As part of the sector approach, Pinsent Masons trainees are encouraged to start developing close relationships with clients right away. "We assign trainees - known as relationship trainees - to our major clients for the duration of their training contract," says Alastair. "And as they move practice areas, they stay involved with that client and the firm's relationship with them."

Alastair believes that this system helps trainees build a solid foundation for the rest of their legal careers. "In many firms, what tends to be valued most in junior lawyers is their ability to deliver legal expertise, complete tasks on time, and work effectively as part of a project team. These things are very important here as well, but the longer you're in the profession, the more important sector knowledge and relationship skills become. Therefore we think that our trainees should have their minds on these areas too."

The firm's plans for the future

Alastair thinks that increased sector specialism is what more and more clients will want to see in the future, so the UK's legal industry as a whole is likely to move in this direction: "I think we'll see lawyers delivering a wider range of solutions for clients in a particular sector - clients want one team of lawyers with a number of different skills focused around the needs they face in their particular industry."

Pinsent Masons is responding by aiming to develop its existing sector-focused relationships with clients into ever-closer cooperation. "It's about moving our relationships from being very strong into almost partnering relationships - so we work with the client rather than for the client," says Alastair. "In practice that means putting together teams made up of sector-specialist Pinsent Masons lawyers and in-house lawyers to tackle projects together that neither us nor the client would be able to put together on our own."

Doing so means plenty of exciting opportunities for junior lawyers to be part of the firm's strategy while developing their own careers: "We often send trainees to work with clients at their offices," says Alastair, "helping our lawyers build their commercial awareness and experience is a key part of what the firm is aiming to do."

*The firm's strategy: the sector approach *

*Expertise and focus *

The firm has chosen to specialise on building client relationships in four key industry sectors: advanced manufacturing & technology services; energy & natural resources; financial services; and infrastructure.

Structure of firm

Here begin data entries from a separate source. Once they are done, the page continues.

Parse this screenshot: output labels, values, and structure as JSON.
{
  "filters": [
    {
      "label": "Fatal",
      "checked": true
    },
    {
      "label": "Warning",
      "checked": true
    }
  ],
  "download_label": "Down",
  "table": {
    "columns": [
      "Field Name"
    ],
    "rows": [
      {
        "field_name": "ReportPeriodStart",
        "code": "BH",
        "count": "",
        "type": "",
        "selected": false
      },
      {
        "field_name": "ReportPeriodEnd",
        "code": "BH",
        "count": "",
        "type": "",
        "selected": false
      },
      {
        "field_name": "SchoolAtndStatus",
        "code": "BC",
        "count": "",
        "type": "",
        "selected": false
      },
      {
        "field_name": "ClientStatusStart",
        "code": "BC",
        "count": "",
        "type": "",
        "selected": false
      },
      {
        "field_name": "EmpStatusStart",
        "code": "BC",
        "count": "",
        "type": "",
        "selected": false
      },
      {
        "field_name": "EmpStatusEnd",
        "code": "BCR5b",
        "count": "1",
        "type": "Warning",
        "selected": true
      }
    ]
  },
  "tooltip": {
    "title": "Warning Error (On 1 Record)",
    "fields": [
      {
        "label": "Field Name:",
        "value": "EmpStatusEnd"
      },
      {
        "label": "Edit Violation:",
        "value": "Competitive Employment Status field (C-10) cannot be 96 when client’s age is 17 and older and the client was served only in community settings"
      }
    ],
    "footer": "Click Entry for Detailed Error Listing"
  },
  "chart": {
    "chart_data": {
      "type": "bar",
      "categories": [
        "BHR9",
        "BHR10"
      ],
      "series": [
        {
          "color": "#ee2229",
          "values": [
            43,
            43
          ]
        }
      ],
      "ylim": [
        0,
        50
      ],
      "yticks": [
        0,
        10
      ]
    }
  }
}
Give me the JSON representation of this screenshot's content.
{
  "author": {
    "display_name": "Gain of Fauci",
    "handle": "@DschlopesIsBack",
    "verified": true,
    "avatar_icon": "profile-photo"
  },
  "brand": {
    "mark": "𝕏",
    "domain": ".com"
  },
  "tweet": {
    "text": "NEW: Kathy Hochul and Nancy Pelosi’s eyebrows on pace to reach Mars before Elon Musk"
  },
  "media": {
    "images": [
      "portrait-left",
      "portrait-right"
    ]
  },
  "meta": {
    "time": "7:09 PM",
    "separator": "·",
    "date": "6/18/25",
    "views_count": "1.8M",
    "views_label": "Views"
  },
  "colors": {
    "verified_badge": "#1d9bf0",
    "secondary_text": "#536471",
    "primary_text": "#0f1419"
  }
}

The firm's employees are organised into teams by sector as well as by practice area.


The firm's lawyers are encouraged to develop sector as well as legal knowledge from the beginning of their careers.